    Constantly, you lament the whole comic book/action centered Hollywood machine productions. I suppose to stay relevant a blogger has to cover “it all” to stay in the “hip and now” but I don’t envy you having to.

    I guess I would focus on what makes me happy if I had your gig and that would be smaller films, older films, even non-HBO TV shows that you claim to not bother with for superficial reasons (not getting into any of that here. Moving on…). However, I guess that wouldn’t pay the bills around here.

    Oh well, plenty to distract. I just got in a great shipment of Criterion Blus that I picked up on their 50% flash sale earlier this week and plan to tear into them between bouts of reading, napping, receiving good birthday wishes from friends, family.

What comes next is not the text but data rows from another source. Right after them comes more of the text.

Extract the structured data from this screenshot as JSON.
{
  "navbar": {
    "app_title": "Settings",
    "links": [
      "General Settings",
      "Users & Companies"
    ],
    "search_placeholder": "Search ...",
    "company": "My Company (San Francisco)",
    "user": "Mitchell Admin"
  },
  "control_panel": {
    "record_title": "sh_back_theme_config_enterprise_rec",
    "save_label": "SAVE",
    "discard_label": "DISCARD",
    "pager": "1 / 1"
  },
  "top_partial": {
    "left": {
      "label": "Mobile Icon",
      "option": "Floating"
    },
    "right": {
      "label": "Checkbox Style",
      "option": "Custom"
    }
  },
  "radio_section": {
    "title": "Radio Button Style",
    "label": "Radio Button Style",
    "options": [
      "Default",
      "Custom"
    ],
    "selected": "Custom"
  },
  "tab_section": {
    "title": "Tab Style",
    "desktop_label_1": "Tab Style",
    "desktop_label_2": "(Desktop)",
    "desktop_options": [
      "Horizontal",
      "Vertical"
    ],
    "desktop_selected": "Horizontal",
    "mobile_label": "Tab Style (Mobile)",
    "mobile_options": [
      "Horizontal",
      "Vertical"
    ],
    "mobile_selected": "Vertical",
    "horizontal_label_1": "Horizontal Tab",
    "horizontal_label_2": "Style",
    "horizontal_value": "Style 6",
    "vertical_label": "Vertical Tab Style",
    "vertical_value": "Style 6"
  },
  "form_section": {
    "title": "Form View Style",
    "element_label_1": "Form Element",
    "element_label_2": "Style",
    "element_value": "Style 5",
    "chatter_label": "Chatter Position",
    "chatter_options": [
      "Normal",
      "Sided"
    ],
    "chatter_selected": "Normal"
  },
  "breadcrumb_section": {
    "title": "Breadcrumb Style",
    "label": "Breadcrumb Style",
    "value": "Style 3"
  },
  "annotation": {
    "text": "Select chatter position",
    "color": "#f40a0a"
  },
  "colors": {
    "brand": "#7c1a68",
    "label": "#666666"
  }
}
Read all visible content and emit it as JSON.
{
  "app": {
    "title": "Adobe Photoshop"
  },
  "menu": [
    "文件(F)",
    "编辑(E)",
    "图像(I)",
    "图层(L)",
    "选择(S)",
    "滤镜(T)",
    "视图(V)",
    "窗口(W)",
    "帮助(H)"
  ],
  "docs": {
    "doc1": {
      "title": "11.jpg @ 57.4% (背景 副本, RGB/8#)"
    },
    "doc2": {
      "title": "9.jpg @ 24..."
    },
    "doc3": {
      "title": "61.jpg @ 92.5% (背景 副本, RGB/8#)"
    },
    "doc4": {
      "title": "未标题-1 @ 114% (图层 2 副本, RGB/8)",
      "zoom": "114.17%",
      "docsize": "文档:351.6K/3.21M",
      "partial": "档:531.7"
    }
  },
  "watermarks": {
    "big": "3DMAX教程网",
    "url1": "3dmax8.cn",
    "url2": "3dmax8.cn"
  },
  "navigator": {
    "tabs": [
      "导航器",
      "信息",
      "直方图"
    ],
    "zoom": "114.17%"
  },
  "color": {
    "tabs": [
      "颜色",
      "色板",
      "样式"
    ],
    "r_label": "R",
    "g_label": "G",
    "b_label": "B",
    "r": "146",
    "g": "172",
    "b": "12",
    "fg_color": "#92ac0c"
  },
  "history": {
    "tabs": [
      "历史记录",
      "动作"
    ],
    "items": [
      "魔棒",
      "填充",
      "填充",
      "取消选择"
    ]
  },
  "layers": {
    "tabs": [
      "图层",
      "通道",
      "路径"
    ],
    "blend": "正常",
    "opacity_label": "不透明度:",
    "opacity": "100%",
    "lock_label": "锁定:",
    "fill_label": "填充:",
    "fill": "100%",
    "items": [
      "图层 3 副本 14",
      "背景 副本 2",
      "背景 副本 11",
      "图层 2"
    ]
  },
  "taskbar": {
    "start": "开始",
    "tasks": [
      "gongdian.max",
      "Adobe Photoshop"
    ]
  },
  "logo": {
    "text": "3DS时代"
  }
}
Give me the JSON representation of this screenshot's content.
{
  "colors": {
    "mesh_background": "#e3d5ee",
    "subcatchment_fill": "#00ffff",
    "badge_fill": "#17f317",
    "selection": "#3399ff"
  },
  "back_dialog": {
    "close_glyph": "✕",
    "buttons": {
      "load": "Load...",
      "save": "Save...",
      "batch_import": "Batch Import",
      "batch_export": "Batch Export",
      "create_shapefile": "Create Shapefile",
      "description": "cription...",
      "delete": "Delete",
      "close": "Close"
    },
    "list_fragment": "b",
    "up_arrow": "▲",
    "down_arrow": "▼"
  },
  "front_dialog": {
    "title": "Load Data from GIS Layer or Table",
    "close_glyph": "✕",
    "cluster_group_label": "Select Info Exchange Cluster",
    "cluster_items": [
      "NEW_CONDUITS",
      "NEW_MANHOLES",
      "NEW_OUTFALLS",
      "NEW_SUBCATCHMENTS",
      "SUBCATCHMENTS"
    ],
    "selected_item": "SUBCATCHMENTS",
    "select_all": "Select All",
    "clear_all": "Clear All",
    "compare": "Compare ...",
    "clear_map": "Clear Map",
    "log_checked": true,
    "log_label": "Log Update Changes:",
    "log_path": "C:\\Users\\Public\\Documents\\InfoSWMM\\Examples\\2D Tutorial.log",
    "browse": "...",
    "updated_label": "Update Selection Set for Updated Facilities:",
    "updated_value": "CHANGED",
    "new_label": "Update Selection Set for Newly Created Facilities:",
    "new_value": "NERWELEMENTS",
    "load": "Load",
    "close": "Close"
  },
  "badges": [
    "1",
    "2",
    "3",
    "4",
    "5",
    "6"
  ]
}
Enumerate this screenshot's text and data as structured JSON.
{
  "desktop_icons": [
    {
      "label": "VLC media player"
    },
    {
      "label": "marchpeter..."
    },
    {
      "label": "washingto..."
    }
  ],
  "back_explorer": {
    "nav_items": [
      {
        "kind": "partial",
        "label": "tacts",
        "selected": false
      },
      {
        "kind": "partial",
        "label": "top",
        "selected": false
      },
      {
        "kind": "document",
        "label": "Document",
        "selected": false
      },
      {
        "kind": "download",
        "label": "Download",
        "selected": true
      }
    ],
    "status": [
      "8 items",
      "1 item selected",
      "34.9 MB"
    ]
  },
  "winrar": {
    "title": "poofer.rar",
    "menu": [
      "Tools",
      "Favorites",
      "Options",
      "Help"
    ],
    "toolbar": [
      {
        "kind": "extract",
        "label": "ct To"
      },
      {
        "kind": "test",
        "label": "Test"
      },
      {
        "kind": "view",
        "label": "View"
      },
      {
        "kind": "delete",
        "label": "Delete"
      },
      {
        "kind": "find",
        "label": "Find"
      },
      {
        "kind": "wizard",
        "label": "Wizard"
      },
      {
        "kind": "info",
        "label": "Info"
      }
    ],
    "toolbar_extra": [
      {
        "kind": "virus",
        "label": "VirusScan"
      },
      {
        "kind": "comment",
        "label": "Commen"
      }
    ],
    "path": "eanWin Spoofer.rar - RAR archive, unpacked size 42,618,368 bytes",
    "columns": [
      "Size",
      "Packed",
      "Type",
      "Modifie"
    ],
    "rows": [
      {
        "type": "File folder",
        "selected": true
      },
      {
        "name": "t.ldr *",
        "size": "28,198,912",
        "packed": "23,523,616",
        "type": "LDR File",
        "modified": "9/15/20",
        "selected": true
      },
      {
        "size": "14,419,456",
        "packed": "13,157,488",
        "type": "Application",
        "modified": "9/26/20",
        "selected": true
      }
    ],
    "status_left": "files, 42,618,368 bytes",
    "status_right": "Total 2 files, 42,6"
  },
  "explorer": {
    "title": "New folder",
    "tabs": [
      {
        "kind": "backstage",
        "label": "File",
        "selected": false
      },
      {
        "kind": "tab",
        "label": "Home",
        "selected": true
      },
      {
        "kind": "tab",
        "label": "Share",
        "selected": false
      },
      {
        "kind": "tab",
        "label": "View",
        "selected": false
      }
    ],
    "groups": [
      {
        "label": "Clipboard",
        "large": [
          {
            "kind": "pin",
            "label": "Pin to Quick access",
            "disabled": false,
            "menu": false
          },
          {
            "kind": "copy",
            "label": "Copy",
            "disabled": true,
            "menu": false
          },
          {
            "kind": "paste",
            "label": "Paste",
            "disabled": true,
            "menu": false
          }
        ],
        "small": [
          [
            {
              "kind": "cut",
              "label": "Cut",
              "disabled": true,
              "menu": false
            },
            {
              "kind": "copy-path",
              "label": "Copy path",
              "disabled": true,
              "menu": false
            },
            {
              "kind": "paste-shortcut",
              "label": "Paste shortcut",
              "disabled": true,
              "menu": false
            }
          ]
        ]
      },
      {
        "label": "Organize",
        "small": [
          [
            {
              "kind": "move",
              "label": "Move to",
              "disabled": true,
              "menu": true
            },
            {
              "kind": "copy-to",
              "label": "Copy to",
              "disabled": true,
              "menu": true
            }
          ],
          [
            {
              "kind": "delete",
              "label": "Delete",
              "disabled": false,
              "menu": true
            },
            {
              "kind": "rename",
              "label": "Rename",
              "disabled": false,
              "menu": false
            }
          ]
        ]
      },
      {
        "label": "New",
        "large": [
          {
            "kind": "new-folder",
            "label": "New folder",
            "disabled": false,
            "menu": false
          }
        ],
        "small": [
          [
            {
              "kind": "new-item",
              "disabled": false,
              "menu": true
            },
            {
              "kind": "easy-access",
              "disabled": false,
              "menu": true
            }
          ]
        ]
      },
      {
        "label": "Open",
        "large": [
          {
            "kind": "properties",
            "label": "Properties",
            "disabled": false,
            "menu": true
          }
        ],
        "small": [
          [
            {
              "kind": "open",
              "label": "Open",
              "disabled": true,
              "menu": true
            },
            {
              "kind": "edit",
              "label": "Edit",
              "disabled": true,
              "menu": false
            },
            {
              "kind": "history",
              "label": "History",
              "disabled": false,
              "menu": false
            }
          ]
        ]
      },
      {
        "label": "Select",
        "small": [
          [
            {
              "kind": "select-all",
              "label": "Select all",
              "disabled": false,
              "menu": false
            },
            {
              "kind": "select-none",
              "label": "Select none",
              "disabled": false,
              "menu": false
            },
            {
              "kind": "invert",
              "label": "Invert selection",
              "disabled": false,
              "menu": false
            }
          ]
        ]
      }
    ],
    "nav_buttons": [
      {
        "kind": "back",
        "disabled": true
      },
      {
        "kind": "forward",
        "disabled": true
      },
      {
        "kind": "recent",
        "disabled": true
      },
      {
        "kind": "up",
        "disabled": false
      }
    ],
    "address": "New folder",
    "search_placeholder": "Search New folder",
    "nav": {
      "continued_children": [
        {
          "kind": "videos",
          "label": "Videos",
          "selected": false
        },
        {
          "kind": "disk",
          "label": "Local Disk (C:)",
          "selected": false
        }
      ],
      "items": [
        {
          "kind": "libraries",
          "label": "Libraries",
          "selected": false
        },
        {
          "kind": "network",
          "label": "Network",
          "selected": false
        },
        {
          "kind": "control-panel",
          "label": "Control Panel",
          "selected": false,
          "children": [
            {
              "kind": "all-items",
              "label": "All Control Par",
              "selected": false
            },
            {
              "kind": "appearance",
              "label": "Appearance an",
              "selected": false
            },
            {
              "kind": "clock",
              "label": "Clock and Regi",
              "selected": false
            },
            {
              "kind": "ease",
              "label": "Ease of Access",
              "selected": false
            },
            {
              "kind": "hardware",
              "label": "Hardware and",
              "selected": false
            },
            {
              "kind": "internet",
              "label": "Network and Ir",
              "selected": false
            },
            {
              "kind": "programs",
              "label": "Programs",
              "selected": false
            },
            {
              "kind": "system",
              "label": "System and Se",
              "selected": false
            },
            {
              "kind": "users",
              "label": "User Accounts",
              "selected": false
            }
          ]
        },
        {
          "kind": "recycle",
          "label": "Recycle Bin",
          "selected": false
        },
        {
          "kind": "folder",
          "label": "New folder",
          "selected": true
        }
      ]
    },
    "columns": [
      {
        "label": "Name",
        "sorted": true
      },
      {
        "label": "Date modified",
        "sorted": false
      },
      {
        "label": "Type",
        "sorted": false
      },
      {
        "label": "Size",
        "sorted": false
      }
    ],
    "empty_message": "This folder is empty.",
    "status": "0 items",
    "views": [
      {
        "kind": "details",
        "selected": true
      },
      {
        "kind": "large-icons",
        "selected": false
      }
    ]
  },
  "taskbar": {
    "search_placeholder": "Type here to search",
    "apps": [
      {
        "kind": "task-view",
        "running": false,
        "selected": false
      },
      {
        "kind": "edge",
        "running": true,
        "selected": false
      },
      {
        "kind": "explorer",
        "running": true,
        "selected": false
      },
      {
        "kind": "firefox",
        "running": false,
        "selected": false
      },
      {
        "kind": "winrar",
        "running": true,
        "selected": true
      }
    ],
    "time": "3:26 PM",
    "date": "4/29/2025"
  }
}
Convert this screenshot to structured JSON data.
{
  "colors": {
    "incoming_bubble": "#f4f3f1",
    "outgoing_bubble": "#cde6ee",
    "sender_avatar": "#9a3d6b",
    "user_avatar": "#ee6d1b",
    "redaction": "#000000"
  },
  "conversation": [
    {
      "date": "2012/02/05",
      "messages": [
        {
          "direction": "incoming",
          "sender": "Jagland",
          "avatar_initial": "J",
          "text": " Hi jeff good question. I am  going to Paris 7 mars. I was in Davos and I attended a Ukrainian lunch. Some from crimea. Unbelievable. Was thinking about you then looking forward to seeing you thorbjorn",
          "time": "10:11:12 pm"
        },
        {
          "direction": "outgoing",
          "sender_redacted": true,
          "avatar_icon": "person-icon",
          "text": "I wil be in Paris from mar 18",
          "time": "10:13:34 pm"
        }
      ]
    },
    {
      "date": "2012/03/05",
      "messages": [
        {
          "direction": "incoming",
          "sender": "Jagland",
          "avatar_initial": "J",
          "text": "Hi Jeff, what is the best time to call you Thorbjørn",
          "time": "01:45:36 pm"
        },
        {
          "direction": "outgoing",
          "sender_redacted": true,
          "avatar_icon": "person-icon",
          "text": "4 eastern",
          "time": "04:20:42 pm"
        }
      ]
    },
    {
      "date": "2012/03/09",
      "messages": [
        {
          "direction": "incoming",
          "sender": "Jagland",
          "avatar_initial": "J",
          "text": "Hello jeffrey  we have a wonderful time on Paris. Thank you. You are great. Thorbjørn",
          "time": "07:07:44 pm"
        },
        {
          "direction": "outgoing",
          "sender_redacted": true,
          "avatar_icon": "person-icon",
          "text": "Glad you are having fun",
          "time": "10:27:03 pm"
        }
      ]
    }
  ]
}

    Funny how as I get older, I don’t want to hear “Happy Birthday” from anyone who I don’t love or I know loves me. The other day, a lady I irk with said, jokingly, that I was a “grumpy old man (even though I am a few years younger than her).” Felt like a badge of honor.

    • pjm

      That was the laziest documentary I think I’ve ever seen. Baumbach & Paltrow used their connections to get DePalma to sit down for a couple of hours and just had him talk chronologically about his movies. No other interviews, no other viewpoints, no discussion, no perspective, not even any interesting questions. Just a flat medium shot of DePalma saying whatever he wanted to say about his films, one after the other. Lazy, simple-minded “filmmaking”.

      • Regular Joe

        I do agree with you on technique. I’m no De Palma fanboy but I was lee to hear some of his remarks. IIRC, the nearly hour long chat with Baumbach he did on the BLOW OUT Blu is much more focused and better.

  • Process and “brotherhood” are not the only alternate motivations to profit. It may be sufficient for plumbers and electricians, but not for an architect.